But after you’ve labored in the world of billable hours, you start to do those lawyer calculations. How much is my time worth? Should I spend another hour to save $30? I’ve already done the research and found the ideal present. I bought the doll and the feeding set.
Like me, a significant number of women lawyers with premium credentials stop working as attorneys once they have kids and devote their considerable skills to parenting and domestic tasks. In the fall, the University of California, Berkeley’s Haas School of Business published a study of Harvard University women undergraduates who pursue professional degrees that found that, of those who go to law school, 21 percent elect to stay home with their kids.
But when they do so, the qualities that enabled them to succeed in law don’t suddenly become dormant. Rather, the focus and intensity get directed elsewhere. They run parent associations, sit on nonprofit boards, and manage community activities. These women intended to step back from their high-intensity careers, but they can’t completely let go of their former selves.
Andrea Wolfe, a former big-firm litigator in New York, told me: “Sometimes I find myself at the kitchen table with pen, computer, and three notepads, summarizing and organizing the mothering tasks, while my 2-year-old pulls at my sleeve begging to play. But I can’t tear myself away. I create complexity where it doesn’t exist. But in the end, even if it’s not always ideal, it’s really important to me to be home with my kids.”
Susan Whoriskey left a big firm in New York ten years ago. She does legal work for nonprofits on a volunteer basis, but mostly she’s taking care of her home life. “The kids are in school for a big chunk of the day, and you make yourself busy because that’s how you’re programmed. You make giant to-do lists and pour yourself into projects that are not always necessary,” she says.

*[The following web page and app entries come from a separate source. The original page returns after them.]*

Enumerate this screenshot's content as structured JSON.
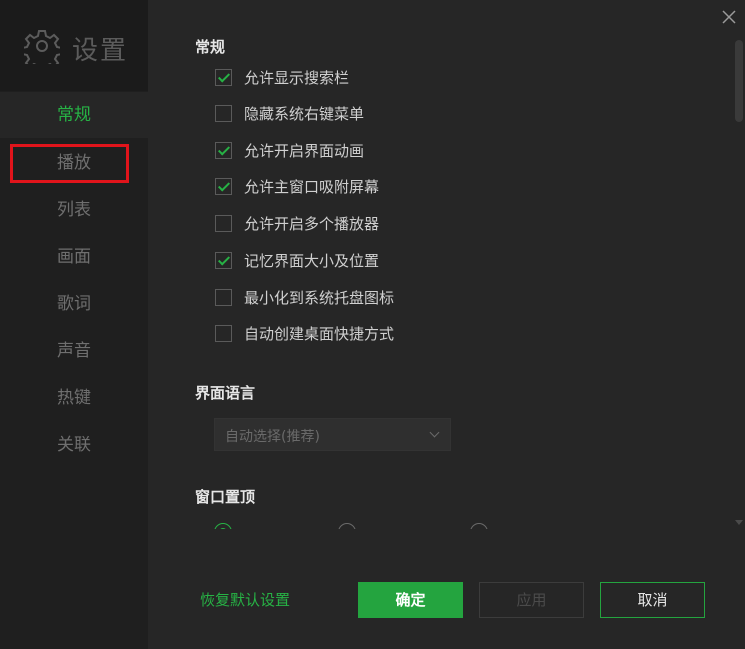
{
  "sidebar": {
    "title": "设置",
    "items": [
      {
        "label": "常规",
        "active": true
      },
      {
        "label": "播放",
        "active": false
      },
      {
        "label": "列表",
        "active": false
      },
      {
        "label": "画面",
        "active": false
      },
      {
        "label": "歌词",
        "active": false
      },
      {
        "label": "声音",
        "active": false
      },
      {
        "label": "热键",
        "active": false
      },
      {
        "label": "关联",
        "active": false
      }
    ]
  },
  "general": {
    "title": "常规",
    "options": [
      {
        "label": "允许显示搜索栏",
        "checked": true
      },
      {
        "label": "隐藏系统右键菜单",
        "checked": false
      },
      {
        "label": "允许开启界面动画",
        "checked": true
      },
      {
        "label": "允许主窗口吸附屏幕",
        "checked": true
      },
      {
        "label": "允许开启多个播放器",
        "checked": false
      },
      {
        "label": "记忆界面大小及位置",
        "checked": true
      },
      {
        "label": "最小化到系统托盘图标",
        "checked": false
      },
      {
        "label": "自动创建桌面快捷方式",
        "checked": false
      }
    ]
  },
  "language": {
    "title": "界面语言",
    "selected": "自动选择(推荐)"
  },
  "window_top": {
    "title": "窗口置顶"
  },
  "footer": {
    "restore_label": "恢复默认设置",
    "ok_label": "确定",
    "apply_label": "应用",
    "cancel_label": "取消"
  },
  "colors": {
    "accent": "#27b245",
    "highlight": "#e0141b",
    "background": "#262626",
    "sidebar": "#1f1f1f"
  },
  "icons": {
    "settings": "gear-icon",
    "close": "close-icon",
    "dropdown": "chevron-down-icon"
  }
}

Even if every task isn’t necessary, for lawyer-moms, the need to accomplish can pervade every activity. Robin van Es, an attorney in Los Angeles who has been in and out of the workforce for the past nine years, talks matter-of-factly about the way a lawyer manages a household: “In my job, I was always striving for perfection, so when I had the time, why wouldn’t I do the same thing in my home life?” She recalls spending an inordinate amount of time shopping for a Halloween costume. “Why settle for the fairy wings that come with the costume when you know you can get something better?”
Much has been said about the difficulties for women of balancing law and family. But even a stay-at-home lawyer can create imbalance by overlawyering her home life. We’ve changed spheres, and the nature of the problems we confront has shifted. But we rely on the methods we know best to get the high-level results we still crave. We produce cupcakes in the same way that we ran litigations and corporate deals.
Kate Neville, an attorney who founded Neville Career Consulting to assist lawyers in career transitions, has a client base that includes stay-at-home lawyers looking to return to the workforce: “They come to me thinking that they have nothing professional to show for their time off, and I point out that running a school auction that raised $800,000 is the kind of job that other people get paid for.”
For some stay-at-home lawyers, managing a household can at times be unfulfilling. Perhaps that’s why most of them plan to return to work at some point. Harvard Law School just released a survey of its women graduates, suggesting that, of those who leave the workforce, only 22 percent don’t plan to go back.
And sometimes the best due diligence doesn’t pay off. When my daughter and I got to the party, the birthday girl already had a Yang doll. Another mother had been quicker on the assignment. Must have been a lawyer.
Elana Sigall teaches at Columbia Law School and Columbia Teachers College, consults for nonprofit organizations, and makes pretty good cupcakes.